→ **Exercise instructions**:
Write out each record in full and exactly as given. Skip any pictures.

→ **Data for processing**:

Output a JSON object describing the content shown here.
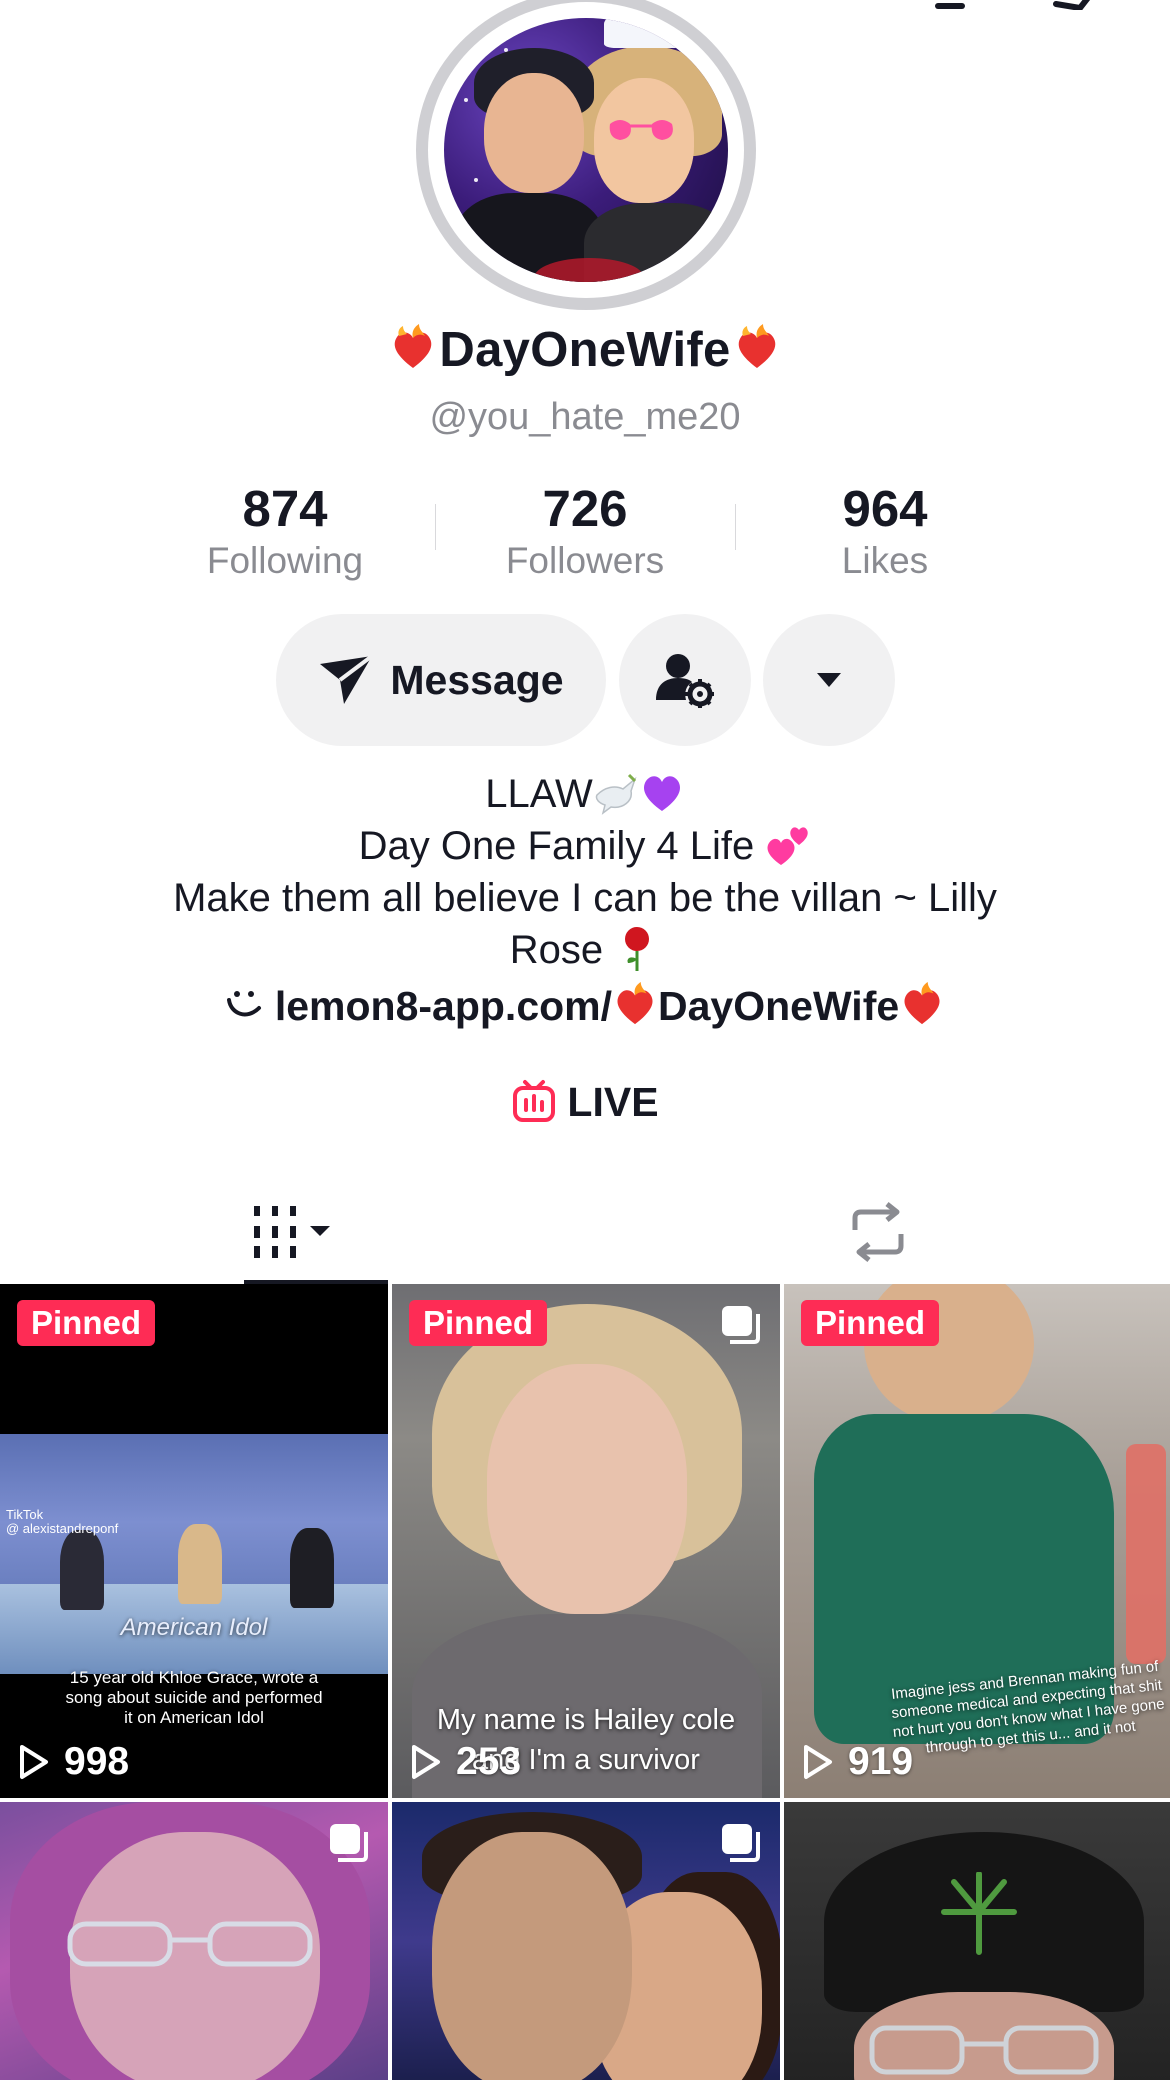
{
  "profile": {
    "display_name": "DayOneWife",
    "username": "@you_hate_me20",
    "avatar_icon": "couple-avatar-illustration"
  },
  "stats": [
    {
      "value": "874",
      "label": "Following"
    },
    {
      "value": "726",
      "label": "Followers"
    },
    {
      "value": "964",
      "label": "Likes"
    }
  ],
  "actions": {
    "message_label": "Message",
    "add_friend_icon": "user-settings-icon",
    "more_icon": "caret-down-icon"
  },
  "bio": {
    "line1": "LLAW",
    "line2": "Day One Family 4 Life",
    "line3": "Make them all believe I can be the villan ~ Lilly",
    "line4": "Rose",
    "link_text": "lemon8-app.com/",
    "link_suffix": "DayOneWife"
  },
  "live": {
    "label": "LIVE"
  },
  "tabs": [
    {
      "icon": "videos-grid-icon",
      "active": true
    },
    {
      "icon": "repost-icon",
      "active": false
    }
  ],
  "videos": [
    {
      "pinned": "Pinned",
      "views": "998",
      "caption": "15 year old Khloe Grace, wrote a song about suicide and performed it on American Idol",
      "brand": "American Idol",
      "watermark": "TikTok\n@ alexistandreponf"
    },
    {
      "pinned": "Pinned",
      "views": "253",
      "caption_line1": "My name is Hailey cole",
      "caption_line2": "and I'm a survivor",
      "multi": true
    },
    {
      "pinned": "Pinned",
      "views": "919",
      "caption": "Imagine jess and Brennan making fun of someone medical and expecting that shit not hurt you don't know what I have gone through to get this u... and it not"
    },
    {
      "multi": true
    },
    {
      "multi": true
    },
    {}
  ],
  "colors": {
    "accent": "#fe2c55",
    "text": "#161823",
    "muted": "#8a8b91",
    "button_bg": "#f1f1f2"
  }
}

→ **Written solution**:
Output a JSON object describing the content shown here.
{
  "profile": {
    "display_name": "DayOneWife",
    "username": "@you_hate_me20",
    "avatar_icon": "couple-avatar-illustration"
  },
  "stats": [
    {
      "value": "874",
      "label": "Following"
    },
    {
      "value": "726",
      "label": "Followers"
    },
    {
      "value": "964",
      "label": "Likes"
    }
  ],
  "actions": {
    "message_label": "Message",
    "add_friend_icon": "user-settings-icon",
    "more_icon": "caret-down-icon"
  },
  "bio": {
    "line1": "LLAW",
    "line2": "Day One Family 4 Life",
    "line3": "Make them all believe I can be the villan ~ Lilly",
    "line4": "Rose",
    "link_text": "lemon8-app.com/",
    "link_suffix": "DayOneWife"
  },
  "live": {
    "label": "LIVE"
  },
  "tabs": [
    {
      "icon": "videos-grid-icon",
      "active": true
    },
    {
      "icon": "repost-icon",
      "active": false
    }
  ],
  "videos": [
    {
      "pinned": "Pinned",
      "views": "998",
      "caption": "15 year old Khloe Grace, wrote a song about suicide and performed it on American Idol",
      "brand": "American Idol",
      "watermark": "TikTok\n@ alexistandreponf"
    },
    {
      "pinned": "Pinned",
      "views": "253",
      "caption_line1": "My name is Hailey cole",
      "caption_line2": "and I'm a survivor",
      "multi": true
    },
    {
      "pinned": "Pinned",
      "views": "919",
      "caption": "Imagine jess and Brennan making fun of someone medical and expecting that shit not hurt you don't know what I have gone through to get this u... and it not"
    },
    {
      "multi": true
    },
    {
      "multi": true
    },
    {}
  ],
  "colors": {
    "accent": "#fe2c55",
    "text": "#161823",
    "muted": "#8a8b91",
    "button_bg": "#f1f1f2"
  }
}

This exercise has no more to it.